In suburban Washington, DC, Wells hired David Ciccone, Thomas Harsanyi, Robert G. Taylor and David N. Litman, senior vice presidents at UBS who a source said were producing $7.5 million on about $976 million of client assets. Daniel M. Allen, a fifth advisor who is a UBS vice president, remains at the firm where he was servicing clients with about $65 million of the team’s book, another source said.
The wirehouse veterans, who joined with a senior strategy associate and several client service associates, could not be reached for comment on their decisions to leave UBS after a decade at the firm.
Wells Fargo Advisors has been offering premium signing packages to experienced advisors in an effort to fill desks that have emptied in the wake of the fake-account scandals that have plagued its parent bank company for more than three years.
Ciccone’s peripatetic wirehouse career included almost seven years with Salomon Smith Barney starting in 1993, and five each with Morgan Stanley and Merrill. He, Harsanyi and Taylor all joined Merrill in May 2005 and hopped to UBS in Vienna, Va. in April 2010. They were producing about $2.1 million at the time they left Merrill, according to news reports when they joined UBS.
Harsanyi also worked at Smith Barney and Morgan Stanley at the start of his career, which began in 1997, according to his BrokerCheck history. Taylor—who first registered as a rep in 1985 with First American National Securities—did a three-year stint with Morgan Stanley Dean Witter before his Merrill sojourn.
Litman worked for the first nine years of his career at Smith Barney and shifted to UBS in 2007, according to his BrokerCheck history.
UBS on Friday also bid farewell to Kathleen Entwistle, a 13-year veteran in Paramus, N.J., who joined Morgan Stanley along with her son Kevin Entwistle.
Ranked as #26 in Forbes’ Best-in-New Jersey 2020 list of top advisors, Entwistle managed over $400 million of client assets at UBS (where she also had a New York City desk). She had begun her wirehouse career in May 2001 at Morgan Stanley and left in June 2007 for UBS, according to her BrokerCheck history. Her son has been a registered rep since 2015, working at Putnam and Merrill before joining his mother at UBS in 2018.
“I decided to join Morgan Stanley because they are positioned to offer sophisticated solutions to best serve our clients’ complex financial needs,” she said in a prepared statement about her Memorial Day weekend move.

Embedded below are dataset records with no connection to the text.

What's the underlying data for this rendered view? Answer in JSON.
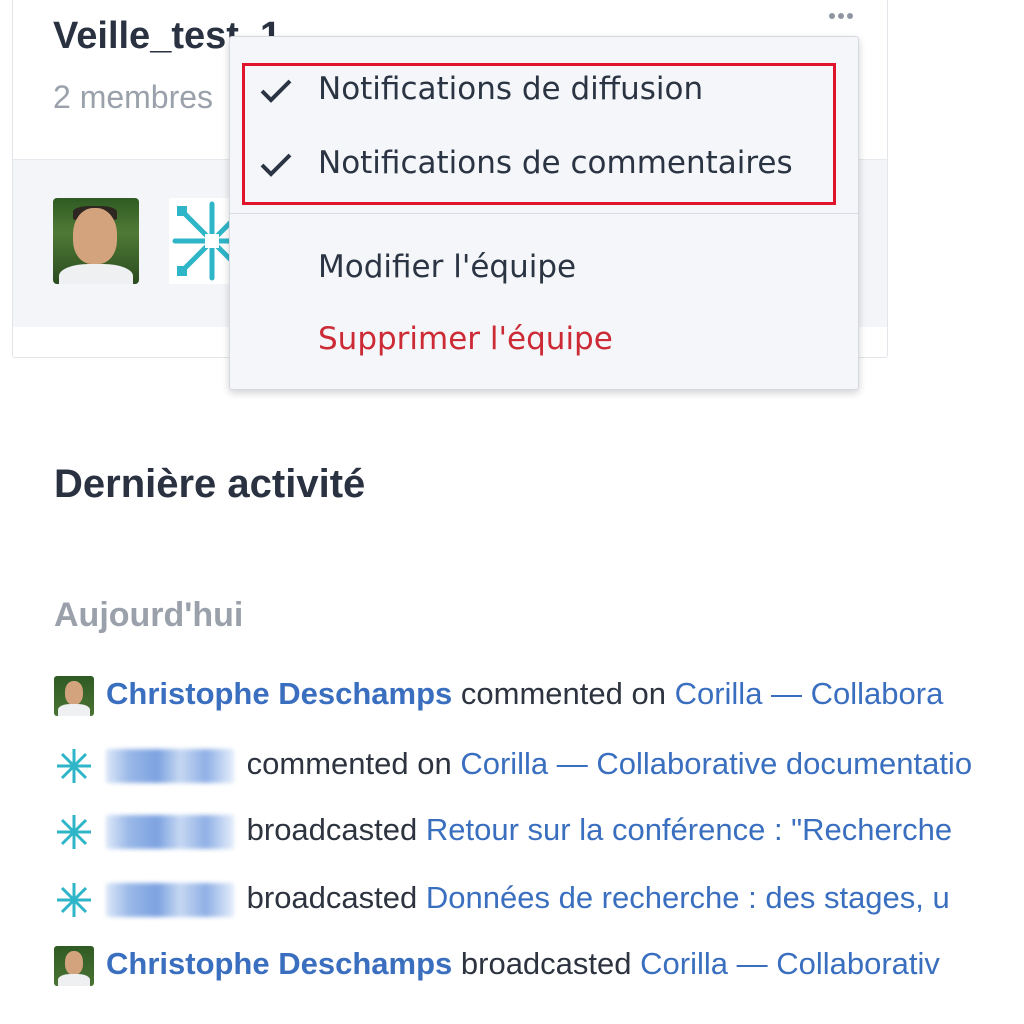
{
  "team_card": {
    "title": "Veille_test_1",
    "members": "2 membres",
    "more_icon": "more-horizontal-icon"
  },
  "menu": {
    "items": [
      {
        "label": "Notifications de diffusion",
        "checked": true
      },
      {
        "label": "Notifications de commentaires",
        "checked": true
      },
      {
        "label": "Modifier l'équipe",
        "checked": false
      },
      {
        "label": "Supprimer l'équipe",
        "checked": false
      }
    ],
    "highlight_color": "#e0152b",
    "danger_color": "#cc2a35"
  },
  "activity": {
    "title": "Dernière activité",
    "day": "Aujourd'hui",
    "rows": [
      {
        "user": "Christophe Deschamps",
        "user_visible": true,
        "avatar": "photo",
        "verb": "commented on",
        "link": "Corilla — Collabora"
      },
      {
        "user": "",
        "user_visible": false,
        "avatar": "pattern",
        "verb": "commented on",
        "link": "Corilla — Collaborative documentatio"
      },
      {
        "user": "",
        "user_visible": false,
        "avatar": "pattern",
        "verb": "broadcasted",
        "link": "Retour sur la conférence : \"Recherche"
      },
      {
        "user": "",
        "user_visible": false,
        "avatar": "pattern",
        "verb": "broadcasted",
        "link": "Données de recherche : des stages, u"
      },
      {
        "user": "Christophe Deschamps",
        "user_visible": true,
        "avatar": "photo",
        "verb": "broadcasted",
        "link": "Corilla — Collaborativ"
      }
    ]
  },
  "colors": {
    "link": "#3a6fc0",
    "title": "#2a3241",
    "muted": "#9aa1ab"
  }
}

Both UBS and Morgan Stanley have reactivated their recruiting engines in recent months after years of retreat. UBS two weeks ago landed a $13 million, three-broker team in Dallas from Sanford C. Bernstein, and hired a $1.4-million solo practitioner from Morgan Stanley in April in Phoenix, a producing branch manager from Morgan Stanley in California in March and a $16.7 million-team in North Carolina from Merrill Lynch in January.
Its U.S. broker account has fallen to just below 6,000 from about 8,700 a decade ago, said UBS insiders. Morgan Stanley, which almost doubled its retail brokerage force a decade ago when it began absorbing Smith Barney, has about 15,000 advisors while Wells has more than 14,000 across its private client branch, independent broker and bank-branch-based brokers.
A UBS spokeswoman declined to comment on the Friday departures.
Wells Fargo, for its part, last Monday hired Arturo Montemayor Gruszca, a J.P. Morgan private banker in Miami who was managing over $160 million in client assets, according to a person familiar with his practice.
Prior to joining J.P. Morgan, Gruszca had a brief stint at Morgan Stanley following almost nine years with Deutsche Bank Securities. He began his brokerage career with Citicorp Investment Services in 2001, according to BrokerCheck.